“During the budget cuts, we’ve been looking at various other ways we might be able to save money,” McCann said. “The bottom line is the state budget will be adopted at some point. There will be money coming forward to the university.”
McCann said he doesn’t know what the numbers will be; he said the university would still continue to run the way they have in previous years.
“We will do whatever we have to do to maintain the university and to produce students and to provide their education as we’ve done in the past,” McCann said.
Eastern usually gets around $40 million from the state.
McCann said there are four or five sources of funds.
About $100 million comes from tuition and from the appropriation from the state.
“There are local fees, the fees you pay in your tuition bill that makes up another part of the money we have, and then you have the housing and the auxiliary facilities areas that make up the rest of our total,” McCann said.
So far the university has cut operating expenses over the last few years, but when that was no longer an option, they started cutting personnel.
McCann said he was not aware of the budget being this late before.
“A few years ago, maybe 10 years ago, it did come in September, maybe October in that timeframe, but I’m not even sure we’re going to have a budget at that point this year,” he said.
They usually expect the budget to be done May 31, of the last fiscal year, becoming effective in July, meaning the budget for this fiscal year was expected May 31, 2015.
McCann said he thought the reason for the budget being late this year is because of the disagreements at state levels.

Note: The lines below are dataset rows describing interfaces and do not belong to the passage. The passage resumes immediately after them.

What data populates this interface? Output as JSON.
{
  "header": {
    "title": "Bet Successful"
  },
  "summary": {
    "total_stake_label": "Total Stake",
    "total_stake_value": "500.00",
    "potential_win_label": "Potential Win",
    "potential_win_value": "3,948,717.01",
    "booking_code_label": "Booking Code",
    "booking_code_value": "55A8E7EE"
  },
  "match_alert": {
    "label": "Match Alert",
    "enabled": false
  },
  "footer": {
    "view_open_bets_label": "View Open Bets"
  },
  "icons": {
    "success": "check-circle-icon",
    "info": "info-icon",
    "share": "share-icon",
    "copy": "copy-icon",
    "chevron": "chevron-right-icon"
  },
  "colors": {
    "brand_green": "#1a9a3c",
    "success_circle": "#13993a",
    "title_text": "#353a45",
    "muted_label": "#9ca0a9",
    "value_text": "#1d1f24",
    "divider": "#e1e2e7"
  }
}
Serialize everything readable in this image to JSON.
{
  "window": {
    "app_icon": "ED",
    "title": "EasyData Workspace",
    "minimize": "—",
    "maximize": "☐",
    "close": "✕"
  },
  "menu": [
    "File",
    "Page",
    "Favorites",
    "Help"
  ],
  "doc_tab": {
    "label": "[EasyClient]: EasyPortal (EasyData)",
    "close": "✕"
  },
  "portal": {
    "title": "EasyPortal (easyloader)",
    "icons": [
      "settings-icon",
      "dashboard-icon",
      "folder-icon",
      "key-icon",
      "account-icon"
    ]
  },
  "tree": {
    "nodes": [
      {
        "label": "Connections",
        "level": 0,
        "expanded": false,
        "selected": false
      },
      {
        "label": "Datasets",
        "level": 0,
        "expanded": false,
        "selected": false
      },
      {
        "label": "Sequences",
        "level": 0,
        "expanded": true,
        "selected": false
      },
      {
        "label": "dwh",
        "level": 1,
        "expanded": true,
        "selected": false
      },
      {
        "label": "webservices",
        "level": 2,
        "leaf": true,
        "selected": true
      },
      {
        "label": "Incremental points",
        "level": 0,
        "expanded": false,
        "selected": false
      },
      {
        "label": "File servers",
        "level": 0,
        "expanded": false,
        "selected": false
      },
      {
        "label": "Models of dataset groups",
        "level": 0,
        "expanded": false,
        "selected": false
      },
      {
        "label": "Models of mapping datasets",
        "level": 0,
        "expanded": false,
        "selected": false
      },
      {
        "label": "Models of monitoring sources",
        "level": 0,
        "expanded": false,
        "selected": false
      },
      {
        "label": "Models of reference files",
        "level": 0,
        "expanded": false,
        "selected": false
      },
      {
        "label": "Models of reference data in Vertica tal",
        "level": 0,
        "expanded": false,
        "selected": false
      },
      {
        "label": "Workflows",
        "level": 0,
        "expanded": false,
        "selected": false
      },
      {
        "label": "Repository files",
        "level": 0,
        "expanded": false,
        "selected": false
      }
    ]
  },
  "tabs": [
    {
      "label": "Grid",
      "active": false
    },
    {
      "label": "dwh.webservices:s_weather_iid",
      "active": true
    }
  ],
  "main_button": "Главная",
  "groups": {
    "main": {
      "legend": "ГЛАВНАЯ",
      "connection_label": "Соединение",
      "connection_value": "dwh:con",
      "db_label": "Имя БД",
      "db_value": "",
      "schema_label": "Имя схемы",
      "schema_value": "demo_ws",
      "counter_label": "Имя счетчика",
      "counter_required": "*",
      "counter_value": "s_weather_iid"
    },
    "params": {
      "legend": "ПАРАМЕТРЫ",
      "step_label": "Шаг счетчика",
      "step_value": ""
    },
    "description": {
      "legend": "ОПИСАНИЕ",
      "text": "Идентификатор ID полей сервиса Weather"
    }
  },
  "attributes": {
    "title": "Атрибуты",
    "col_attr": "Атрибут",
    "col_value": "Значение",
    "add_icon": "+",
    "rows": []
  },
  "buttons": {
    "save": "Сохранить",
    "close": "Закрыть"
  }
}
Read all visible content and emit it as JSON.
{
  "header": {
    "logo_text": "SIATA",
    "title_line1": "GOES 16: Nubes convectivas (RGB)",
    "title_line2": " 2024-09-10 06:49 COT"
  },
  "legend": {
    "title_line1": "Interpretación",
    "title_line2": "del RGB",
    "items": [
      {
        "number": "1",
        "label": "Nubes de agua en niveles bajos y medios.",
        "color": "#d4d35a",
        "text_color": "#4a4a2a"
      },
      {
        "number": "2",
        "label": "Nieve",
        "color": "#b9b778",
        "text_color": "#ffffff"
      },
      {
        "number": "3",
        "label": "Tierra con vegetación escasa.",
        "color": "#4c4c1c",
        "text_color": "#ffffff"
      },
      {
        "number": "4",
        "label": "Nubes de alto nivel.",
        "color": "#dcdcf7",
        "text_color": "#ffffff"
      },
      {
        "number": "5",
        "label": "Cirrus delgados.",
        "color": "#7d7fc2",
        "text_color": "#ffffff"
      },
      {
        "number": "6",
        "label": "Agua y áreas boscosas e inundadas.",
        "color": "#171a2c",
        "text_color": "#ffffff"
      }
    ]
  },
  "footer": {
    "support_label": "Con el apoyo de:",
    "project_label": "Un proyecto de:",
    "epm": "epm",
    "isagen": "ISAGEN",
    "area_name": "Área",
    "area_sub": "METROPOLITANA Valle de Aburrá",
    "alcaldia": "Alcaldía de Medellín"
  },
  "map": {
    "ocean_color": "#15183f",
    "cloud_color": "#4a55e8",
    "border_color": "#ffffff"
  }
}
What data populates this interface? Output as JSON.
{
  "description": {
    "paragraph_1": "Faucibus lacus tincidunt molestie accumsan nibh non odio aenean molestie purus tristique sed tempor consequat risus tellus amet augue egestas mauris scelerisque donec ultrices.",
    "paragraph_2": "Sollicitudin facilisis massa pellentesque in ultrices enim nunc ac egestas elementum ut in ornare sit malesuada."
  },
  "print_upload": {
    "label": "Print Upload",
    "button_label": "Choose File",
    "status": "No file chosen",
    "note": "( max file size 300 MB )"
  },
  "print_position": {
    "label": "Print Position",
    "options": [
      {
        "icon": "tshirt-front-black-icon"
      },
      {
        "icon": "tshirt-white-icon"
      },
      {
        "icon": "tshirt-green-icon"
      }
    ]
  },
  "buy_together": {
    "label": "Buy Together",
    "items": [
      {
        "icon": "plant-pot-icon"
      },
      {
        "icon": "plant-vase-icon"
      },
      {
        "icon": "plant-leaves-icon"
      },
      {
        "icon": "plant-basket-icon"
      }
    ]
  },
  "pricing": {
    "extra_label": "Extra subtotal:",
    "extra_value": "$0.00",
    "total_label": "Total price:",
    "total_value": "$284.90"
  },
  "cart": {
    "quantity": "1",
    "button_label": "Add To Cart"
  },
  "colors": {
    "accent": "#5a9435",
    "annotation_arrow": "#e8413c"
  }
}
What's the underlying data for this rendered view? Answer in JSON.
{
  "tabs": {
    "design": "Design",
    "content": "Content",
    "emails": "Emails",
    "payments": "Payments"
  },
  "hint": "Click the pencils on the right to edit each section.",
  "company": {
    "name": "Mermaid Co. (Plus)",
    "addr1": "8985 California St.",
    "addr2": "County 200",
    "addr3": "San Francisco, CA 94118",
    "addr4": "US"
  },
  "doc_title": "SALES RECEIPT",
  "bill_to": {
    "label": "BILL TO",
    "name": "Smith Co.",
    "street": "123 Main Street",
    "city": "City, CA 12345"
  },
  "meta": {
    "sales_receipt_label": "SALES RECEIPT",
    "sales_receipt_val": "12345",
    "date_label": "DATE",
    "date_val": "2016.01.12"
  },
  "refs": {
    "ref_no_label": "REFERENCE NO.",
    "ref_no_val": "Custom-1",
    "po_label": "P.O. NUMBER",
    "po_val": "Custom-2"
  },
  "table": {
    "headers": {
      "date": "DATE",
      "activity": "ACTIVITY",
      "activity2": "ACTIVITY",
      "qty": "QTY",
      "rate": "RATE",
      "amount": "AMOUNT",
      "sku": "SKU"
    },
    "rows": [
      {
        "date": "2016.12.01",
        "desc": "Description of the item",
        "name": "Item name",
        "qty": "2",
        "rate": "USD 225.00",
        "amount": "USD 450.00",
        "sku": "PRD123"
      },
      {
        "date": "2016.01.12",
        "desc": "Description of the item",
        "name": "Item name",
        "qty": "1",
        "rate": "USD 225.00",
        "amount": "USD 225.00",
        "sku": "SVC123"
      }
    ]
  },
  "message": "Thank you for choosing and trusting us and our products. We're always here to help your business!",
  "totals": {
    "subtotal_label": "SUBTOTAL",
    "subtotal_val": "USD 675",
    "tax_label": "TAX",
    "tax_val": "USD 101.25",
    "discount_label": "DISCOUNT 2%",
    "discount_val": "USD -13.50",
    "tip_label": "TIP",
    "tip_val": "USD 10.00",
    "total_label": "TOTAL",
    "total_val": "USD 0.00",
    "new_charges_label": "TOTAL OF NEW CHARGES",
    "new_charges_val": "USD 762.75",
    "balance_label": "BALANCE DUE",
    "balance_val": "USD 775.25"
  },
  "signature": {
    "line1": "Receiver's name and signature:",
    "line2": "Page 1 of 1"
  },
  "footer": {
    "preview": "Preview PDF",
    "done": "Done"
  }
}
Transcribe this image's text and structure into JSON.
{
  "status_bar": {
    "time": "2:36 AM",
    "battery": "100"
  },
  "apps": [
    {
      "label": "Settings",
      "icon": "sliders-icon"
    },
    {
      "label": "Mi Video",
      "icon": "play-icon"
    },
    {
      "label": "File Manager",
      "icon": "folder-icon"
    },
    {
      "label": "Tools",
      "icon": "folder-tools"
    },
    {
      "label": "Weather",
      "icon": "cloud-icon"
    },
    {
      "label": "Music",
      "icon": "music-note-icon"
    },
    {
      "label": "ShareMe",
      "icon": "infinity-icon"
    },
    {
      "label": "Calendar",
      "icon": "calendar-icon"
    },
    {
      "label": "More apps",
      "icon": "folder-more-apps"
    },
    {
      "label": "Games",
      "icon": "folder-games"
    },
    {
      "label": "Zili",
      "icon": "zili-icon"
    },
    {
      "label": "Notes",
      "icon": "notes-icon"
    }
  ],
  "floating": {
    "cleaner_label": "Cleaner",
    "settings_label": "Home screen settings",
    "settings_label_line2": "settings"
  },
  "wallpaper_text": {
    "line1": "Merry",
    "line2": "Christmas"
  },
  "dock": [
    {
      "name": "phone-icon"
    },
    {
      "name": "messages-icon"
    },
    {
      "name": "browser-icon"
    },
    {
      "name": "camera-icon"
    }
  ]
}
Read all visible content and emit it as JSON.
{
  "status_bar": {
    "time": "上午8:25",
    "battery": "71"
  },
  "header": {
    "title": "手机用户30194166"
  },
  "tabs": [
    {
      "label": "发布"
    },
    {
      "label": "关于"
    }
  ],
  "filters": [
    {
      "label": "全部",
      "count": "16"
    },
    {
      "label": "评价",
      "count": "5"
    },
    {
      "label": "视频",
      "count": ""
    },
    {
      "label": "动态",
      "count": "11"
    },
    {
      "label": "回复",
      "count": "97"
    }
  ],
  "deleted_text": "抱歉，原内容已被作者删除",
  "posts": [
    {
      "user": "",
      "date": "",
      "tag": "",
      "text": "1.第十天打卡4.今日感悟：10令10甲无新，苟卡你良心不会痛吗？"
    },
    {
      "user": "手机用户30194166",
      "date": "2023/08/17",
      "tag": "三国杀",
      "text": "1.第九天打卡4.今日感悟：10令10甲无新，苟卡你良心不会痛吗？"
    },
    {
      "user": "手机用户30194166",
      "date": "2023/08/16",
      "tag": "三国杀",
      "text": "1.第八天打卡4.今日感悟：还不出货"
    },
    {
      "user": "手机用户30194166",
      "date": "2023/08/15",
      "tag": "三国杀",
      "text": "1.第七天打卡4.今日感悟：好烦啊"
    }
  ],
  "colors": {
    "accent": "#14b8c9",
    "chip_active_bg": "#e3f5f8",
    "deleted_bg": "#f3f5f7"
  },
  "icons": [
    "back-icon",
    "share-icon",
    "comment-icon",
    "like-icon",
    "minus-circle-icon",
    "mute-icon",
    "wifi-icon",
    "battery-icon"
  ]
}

“The Democrats and the Republicans and the governor and the speaker of the house don’t agree on how to fund the operations of the state,” McCann said.
The governor proposed a 31.5 percent decrease in his original budget address as opposed to a 6.5 percent decrease proposed by the legislatures.
McCann does not know where the budget is going to be, but he does not think it will be 31.5 percent.
“I don’t know where it’s going to be. I don’t think it’s going to be at 31.5, don’t think it’s going to be at zero. It’s going to be somewhere in between there,” McCann said. “Our job is then to figure out how to use that money once the legislature decides.”
Even without a budget, the university is still able to plan for the future.
“We are always planning for the future to see how many dollars we’ve got, how much in the way of student tuition we’ll have,” McCann said. “We’re always planning. We look at what the potential source of funds are, and how we’re going to spend that money.”
McCann said people are mainly concerned about running out of money.
“I think that’s the only thing,” he said. “We will run out of money at some point and if we don’t have that state money, we will have to do other things at that point.”
One of the people concerned is Jon Blitz the University Professionals of Illinois president, as well as other members of UPI.
Blitz said while he does not think it will be a 31.5 percent cut, he does not believe it will stay at 6.5 percent.
“For every additional percent, it corresponds to $400,000, so where does that $400,000 come from?” he asked.
He said UPI is going to take action at some point, and take the local’s lead on what they should do.
“In my opinion, there’s going to have to be a crisis. And politicians are going to have to run scared, as people say ‘you sons of bitches have to do something,” Blitz said.
These things include borrowing money from the bank.
“It will depend on what kind of time frame and what we’re allowed to do at that point,” McCann said.
He said one thing he does not want to do is scare people.
“The political process in Illinois may be slow, but it will eventually work and we will have a budget at some point,” he said.
Cassie Buchman can be reached at 581-2812 or [email protected]